EXERCISE DIRECTIONS:
Write out every record exactly as it appears. Skip the pictures.

WORKING DATA:

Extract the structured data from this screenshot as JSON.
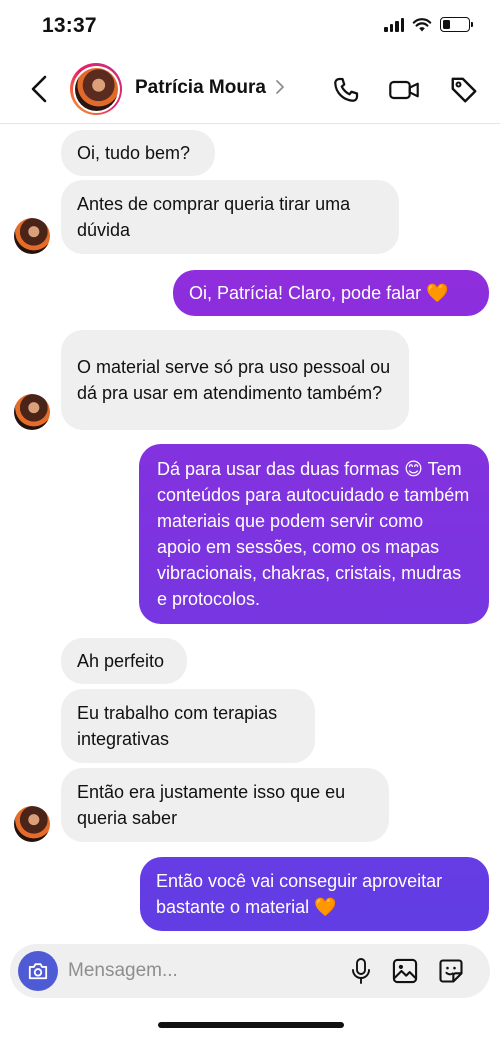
{
  "status_bar": {
    "time": "13:37",
    "battery_level": 0.3
  },
  "header": {
    "contact_name": "Patrícia Moura",
    "icons": [
      "back-icon",
      "chevron-right-icon",
      "phone-icon",
      "video-camera-icon",
      "tag-icon"
    ]
  },
  "messages": [
    {
      "dir": "in",
      "text": "Oi, tudo bem?"
    },
    {
      "dir": "in",
      "text": " Antes de comprar queria tirar uma dúvida"
    },
    {
      "dir": "out",
      "text": "Oi, Patrícia! Claro, pode falar 🧡"
    },
    {
      "dir": "in",
      "text": "O material serve só pra uso pessoal ou dá pra usar em atendimento também?"
    },
    {
      "dir": "out",
      "text": "Dá para usar das duas formas 😊 Tem conteúdos para autocuidado e também materiais que podem servir como apoio em sessões, como os mapas vibracionais, chakras, cristais, mudras e protocolos."
    },
    {
      "dir": "in",
      "text": "Ah perfeito"
    },
    {
      "dir": "in",
      "text": "Eu trabalho com terapias integrativas"
    },
    {
      "dir": "in",
      "text": "Então era justamente isso que eu queria saber"
    },
    {
      "dir": "out",
      "text": "Então você vai conseguir aproveitar bastante o material 🧡"
    }
  ],
  "composer": {
    "placeholder": "Mensagem...",
    "icons": [
      "camera-icon",
      "microphone-icon",
      "image-icon",
      "sticker-icon"
    ]
  },
  "colors": {
    "incoming_bubble": "#efefef",
    "outgoing_top": "#a127d9",
    "outgoing_bottom": "#5a40e6",
    "camera_button": "#4f5bd5"
  }
}
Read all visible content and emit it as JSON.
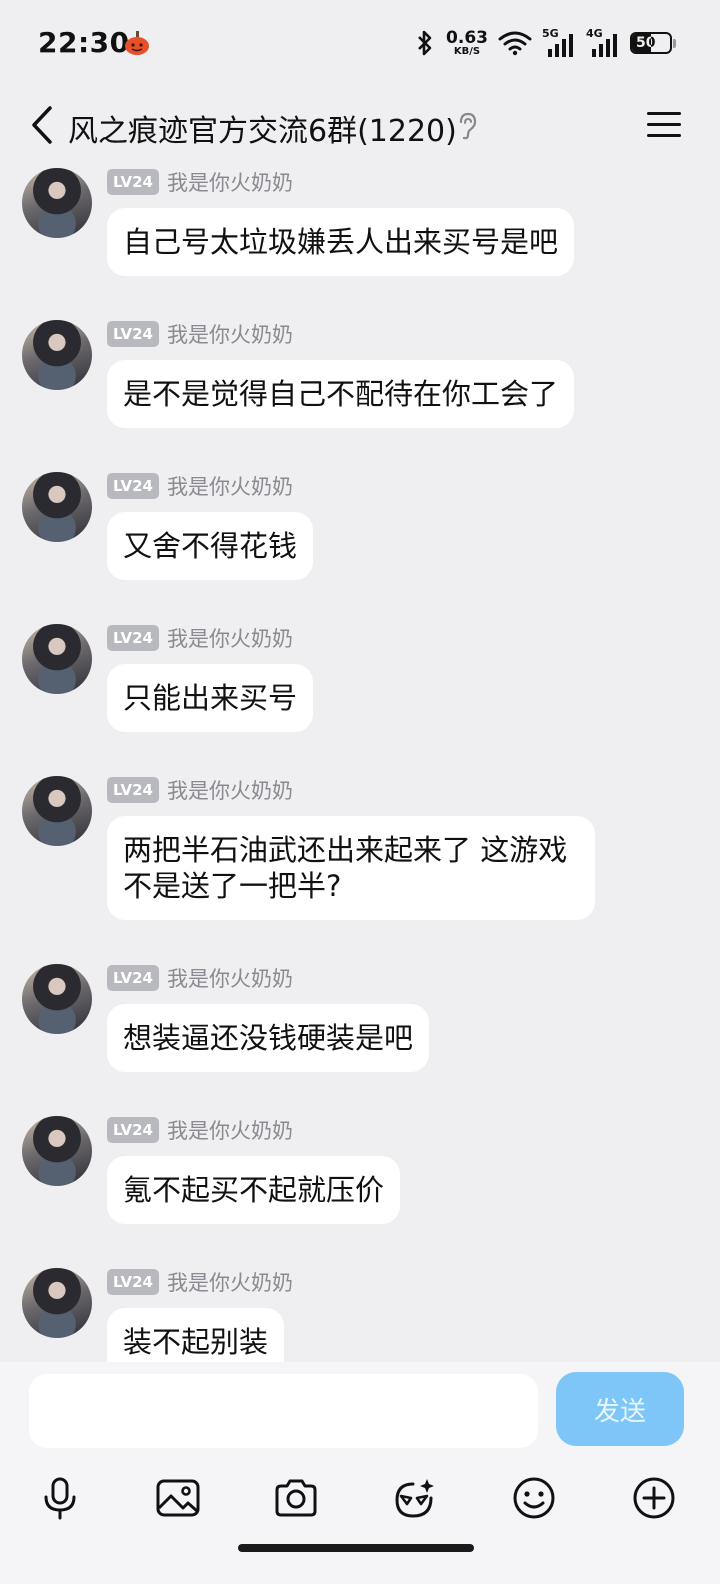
{
  "status_bar": {
    "time": "22:30",
    "net_speed_value": "0.63",
    "net_speed_unit": "KB/S",
    "signal_1_label": "5G",
    "signal_2_label": "4G",
    "battery_level": "50",
    "battery_fraction": 0.5
  },
  "header": {
    "title": "风之痕迹官方交流6群(1220)"
  },
  "messages": [
    {
      "level": "LV24",
      "nickname": "我是你火奶奶",
      "text": "自己号太垃圾嫌丢人出来买号是吧"
    },
    {
      "level": "LV24",
      "nickname": "我是你火奶奶",
      "text": "是不是觉得自己不配待在你工会了"
    },
    {
      "level": "LV24",
      "nickname": "我是你火奶奶",
      "text": "又舍不得花钱"
    },
    {
      "level": "LV24",
      "nickname": "我是你火奶奶",
      "text": "只能出来买号"
    },
    {
      "level": "LV24",
      "nickname": "我是你火奶奶",
      "text": "两把半石油武还出来起来了 这游戏不是送了一把半?"
    },
    {
      "level": "LV24",
      "nickname": "我是你火奶奶",
      "text": "想装逼还没钱硬装是吧"
    },
    {
      "level": "LV24",
      "nickname": "我是你火奶奶",
      "text": "氪不起买不起就压价"
    },
    {
      "level": "LV24",
      "nickname": "我是你火奶奶",
      "text": "装不起别装"
    }
  ],
  "input_bar": {
    "send_label": "发送",
    "send_color": "#7ec6f7",
    "tools": [
      "microphone-icon",
      "image-icon",
      "camera-icon",
      "emoji-sticker-icon",
      "smiley-icon",
      "plus-icon"
    ]
  }
}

EXERCISE SOLUTION:
Extract the structured data from this screenshot as JSON.
{
  "status_bar": {
    "time": "13:37",
    "battery_level": 0.3
  },
  "header": {
    "contact_name": "Patrícia Moura",
    "icons": [
      "back-icon",
      "chevron-right-icon",
      "phone-icon",
      "video-camera-icon",
      "tag-icon"
    ]
  },
  "messages": [
    {
      "dir": "in",
      "text": "Oi, tudo bem?"
    },
    {
      "dir": "in",
      "text": " Antes de comprar queria tirar uma dúvida"
    },
    {
      "dir": "out",
      "text": "Oi, Patrícia! Claro, pode falar 🧡"
    },
    {
      "dir": "in",
      "text": "O material serve só pra uso pessoal ou dá pra usar em atendimento também?"
    },
    {
      "dir": "out",
      "text": "Dá para usar das duas formas 😊 Tem conteúdos para autocuidado e também materiais que podem servir como apoio em sessões, como os mapas vibracionais, chakras, cristais, mudras e protocolos."
    },
    {
      "dir": "in",
      "text": "Ah perfeito"
    },
    {
      "dir": "in",
      "text": "Eu trabalho com terapias integrativas"
    },
    {
      "dir": "in",
      "text": "Então era justamente isso que eu queria saber"
    },
    {
      "dir": "out",
      "text": "Então você vai conseguir aproveitar bastante o material 🧡"
    }
  ],
  "composer": {
    "placeholder": "Mensagem...",
    "icons": [
      "camera-icon",
      "microphone-icon",
      "image-icon",
      "sticker-icon"
    ]
  },
  "colors": {
    "incoming_bubble": "#efefef",
    "outgoing_top": "#a127d9",
    "outgoing_bottom": "#5a40e6",
    "camera_button": "#4f5bd5"
  }
}
Read all visible content and emit it as JSON.
{
  "status_bar": {
    "time": "22:30",
    "net_speed_value": "0.63",
    "net_speed_unit": "KB/S",
    "signal_1_label": "5G",
    "signal_2_label": "4G",
    "battery_level": "50",
    "battery_fraction": 0.5
  },
  "header": {
    "title": "风之痕迹官方交流6群(1220)"
  },
  "messages": [
    {
      "level": "LV24",
      "nickname": "我是你火奶奶",
      "text": "自己号太垃圾嫌丢人出来买号是吧"
    },
    {
      "level": "LV24",
      "nickname": "我是你火奶奶",
      "text": "是不是觉得自己不配待在你工会了"
    },
    {
      "level": "LV24",
      "nickname": "我是你火奶奶",
      "text": "又舍不得花钱"
    },
    {
      "level": "LV24",
      "nickname": "我是你火奶奶",
      "text": "只能出来买号"
    },
    {
      "level": "LV24",
      "nickname": "我是你火奶奶",
      "text": "两把半石油武还出来起来了 这游戏不是送了一把半?"
    },
    {
      "level": "LV24",
      "nickname": "我是你火奶奶",
      "text": "想装逼还没钱硬装是吧"
    },
    {
      "level": "LV24",
      "nickname": "我是你火奶奶",
      "text": "氪不起买不起就压价"
    },
    {
      "level": "LV24",
      "nickname": "我是你火奶奶",
      "text": "装不起别装"
    }
  ],
  "input_bar": {
    "send_label": "发送",
    "send_color": "#7ec6f7",
    "tools": [
      "microphone-icon",
      "image-icon",
      "camera-icon",
      "emoji-sticker-icon",
      "smiley-icon",
      "plus-icon"
    ]
  }
}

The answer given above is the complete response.